#### Problem to solve:
A word-for-word restatement of every record is required.

#### Given information:
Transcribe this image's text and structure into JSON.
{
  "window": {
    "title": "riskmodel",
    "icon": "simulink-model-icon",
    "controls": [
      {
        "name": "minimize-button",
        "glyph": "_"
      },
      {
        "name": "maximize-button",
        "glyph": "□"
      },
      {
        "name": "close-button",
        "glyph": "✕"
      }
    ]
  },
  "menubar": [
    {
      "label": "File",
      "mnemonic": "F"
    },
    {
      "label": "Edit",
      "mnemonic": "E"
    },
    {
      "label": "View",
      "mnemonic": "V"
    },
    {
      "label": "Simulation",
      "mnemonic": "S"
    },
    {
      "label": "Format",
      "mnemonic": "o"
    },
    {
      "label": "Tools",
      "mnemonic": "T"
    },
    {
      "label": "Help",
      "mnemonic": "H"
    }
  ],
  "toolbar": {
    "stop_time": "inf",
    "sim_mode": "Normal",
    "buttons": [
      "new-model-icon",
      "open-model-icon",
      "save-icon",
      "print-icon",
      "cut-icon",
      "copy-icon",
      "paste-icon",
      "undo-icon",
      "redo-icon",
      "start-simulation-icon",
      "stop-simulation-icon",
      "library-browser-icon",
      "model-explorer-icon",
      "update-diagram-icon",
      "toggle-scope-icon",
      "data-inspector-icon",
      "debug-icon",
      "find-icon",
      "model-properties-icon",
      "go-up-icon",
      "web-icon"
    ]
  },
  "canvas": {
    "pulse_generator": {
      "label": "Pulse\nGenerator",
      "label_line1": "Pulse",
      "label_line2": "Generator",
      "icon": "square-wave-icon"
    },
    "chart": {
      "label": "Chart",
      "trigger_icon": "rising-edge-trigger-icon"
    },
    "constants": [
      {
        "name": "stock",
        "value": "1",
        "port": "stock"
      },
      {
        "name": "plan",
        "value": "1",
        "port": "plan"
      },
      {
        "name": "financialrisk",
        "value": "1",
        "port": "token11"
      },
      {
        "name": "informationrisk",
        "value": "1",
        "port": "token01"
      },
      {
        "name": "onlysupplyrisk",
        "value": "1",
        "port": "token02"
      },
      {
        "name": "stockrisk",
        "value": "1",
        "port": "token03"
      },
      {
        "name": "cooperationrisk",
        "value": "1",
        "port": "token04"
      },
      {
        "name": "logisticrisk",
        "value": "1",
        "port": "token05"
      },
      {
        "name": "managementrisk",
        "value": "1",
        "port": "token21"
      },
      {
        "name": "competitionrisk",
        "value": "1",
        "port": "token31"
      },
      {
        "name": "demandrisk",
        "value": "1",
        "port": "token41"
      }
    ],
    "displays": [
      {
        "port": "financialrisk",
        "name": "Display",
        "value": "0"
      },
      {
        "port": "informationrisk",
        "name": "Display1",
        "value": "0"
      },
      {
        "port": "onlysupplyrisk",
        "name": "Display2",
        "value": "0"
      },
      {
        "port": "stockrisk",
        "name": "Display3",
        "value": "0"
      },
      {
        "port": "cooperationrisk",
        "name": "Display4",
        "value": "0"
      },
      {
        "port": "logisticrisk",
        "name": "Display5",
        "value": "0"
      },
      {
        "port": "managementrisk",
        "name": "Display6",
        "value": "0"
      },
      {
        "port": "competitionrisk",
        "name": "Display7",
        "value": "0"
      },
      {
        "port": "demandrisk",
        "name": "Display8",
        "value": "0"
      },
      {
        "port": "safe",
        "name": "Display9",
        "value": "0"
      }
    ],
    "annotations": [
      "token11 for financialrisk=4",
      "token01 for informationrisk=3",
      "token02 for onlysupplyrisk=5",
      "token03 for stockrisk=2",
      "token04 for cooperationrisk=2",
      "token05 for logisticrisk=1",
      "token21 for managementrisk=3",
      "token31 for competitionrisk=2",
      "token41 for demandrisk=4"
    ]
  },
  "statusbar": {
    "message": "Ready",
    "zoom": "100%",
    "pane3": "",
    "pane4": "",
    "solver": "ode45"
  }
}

#### Task result:
Transcribe this image's text and structure into JSON.
{
  "window": {
    "title": "riskmodel",
    "icon": "simulink-model-icon",
    "controls": [
      {
        "name": "minimize-button",
        "glyph": "_"
      },
      {
        "name": "maximize-button",
        "glyph": "□"
      },
      {
        "name": "close-button",
        "glyph": "✕"
      }
    ]
  },
  "menubar": [
    {
      "label": "File",
      "mnemonic": "F"
    },
    {
      "label": "Edit",
      "mnemonic": "E"
    },
    {
      "label": "View",
      "mnemonic": "V"
    },
    {
      "label": "Simulation",
      "mnemonic": "S"
    },
    {
      "label": "Format",
      "mnemonic": "o"
    },
    {
      "label": "Tools",
      "mnemonic": "T"
    },
    {
      "label": "Help",
      "mnemonic": "H"
    }
  ],
  "toolbar": {
    "stop_time": "inf",
    "sim_mode": "Normal",
    "buttons": [
      "new-model-icon",
      "open-model-icon",
      "save-icon",
      "print-icon",
      "cut-icon",
      "copy-icon",
      "paste-icon",
      "undo-icon",
      "redo-icon",
      "start-simulation-icon",
      "stop-simulation-icon",
      "library-browser-icon",
      "model-explorer-icon",
      "update-diagram-icon",
      "toggle-scope-icon",
      "data-inspector-icon",
      "debug-icon",
      "find-icon",
      "model-properties-icon",
      "go-up-icon",
      "web-icon"
    ]
  },
  "canvas": {
    "pulse_generator": {
      "label": "Pulse\nGenerator",
      "label_line1": "Pulse",
      "label_line2": "Generator",
      "icon": "square-wave-icon"
    },
    "chart": {
      "label": "Chart",
      "trigger_icon": "rising-edge-trigger-icon"
    },
    "constants": [
      {
        "name": "stock",
        "value": "1",
        "port": "stock"
      },
      {
        "name": "plan",
        "value": "1",
        "port": "plan"
      },
      {
        "name": "financialrisk",
        "value": "1",
        "port": "token11"
      },
      {
        "name": "informationrisk",
        "value": "1",
        "port": "token01"
      },
      {
        "name": "onlysupplyrisk",
        "value": "1",
        "port": "token02"
      },
      {
        "name": "stockrisk",
        "value": "1",
        "port": "token03"
      },
      {
        "name": "cooperationrisk",
        "value": "1",
        "port": "token04"
      },
      {
        "name": "logisticrisk",
        "value": "1",
        "port": "token05"
      },
      {
        "name": "managementrisk",
        "value": "1",
        "port": "token21"
      },
      {
        "name": "competitionrisk",
        "value": "1",
        "port": "token31"
      },
      {
        "name": "demandrisk",
        "value": "1",
        "port": "token41"
      }
    ],
    "displays": [
      {
        "port": "financialrisk",
        "name": "Display",
        "value": "0"
      },
      {
        "port": "informationrisk",
        "name": "Display1",
        "value": "0"
      },
      {
        "port": "onlysupplyrisk",
        "name": "Display2",
        "value": "0"
      },
      {
        "port": "stockrisk",
        "name": "Display3",
        "value": "0"
      },
      {
        "port": "cooperationrisk",
        "name": "Display4",
        "value": "0"
      },
      {
        "port": "logisticrisk",
        "name": "Display5",
        "value": "0"
      },
      {
        "port": "managementrisk",
        "name": "Display6",
        "value": "0"
      },
      {
        "port": "competitionrisk",
        "name": "Display7",
        "value": "0"
      },
      {
        "port": "demandrisk",
        "name": "Display8",
        "value": "0"
      },
      {
        "port": "safe",
        "name": "Display9",
        "value": "0"
      }
    ],
    "annotations": [
      "token11 for financialrisk=4",
      "token01 for informationrisk=3",
      "token02 for onlysupplyrisk=5",
      "token03 for stockrisk=2",
      "token04 for cooperationrisk=2",
      "token05 for logisticrisk=1",
      "token21 for managementrisk=3",
      "token31 for competitionrisk=2",
      "token41 for demandrisk=4"
    ]
  },
  "statusbar": {
    "message": "Ready",
    "zoom": "100%",
    "pane3": "",
    "pane4": "",
    "solver": "ode45"
  }
}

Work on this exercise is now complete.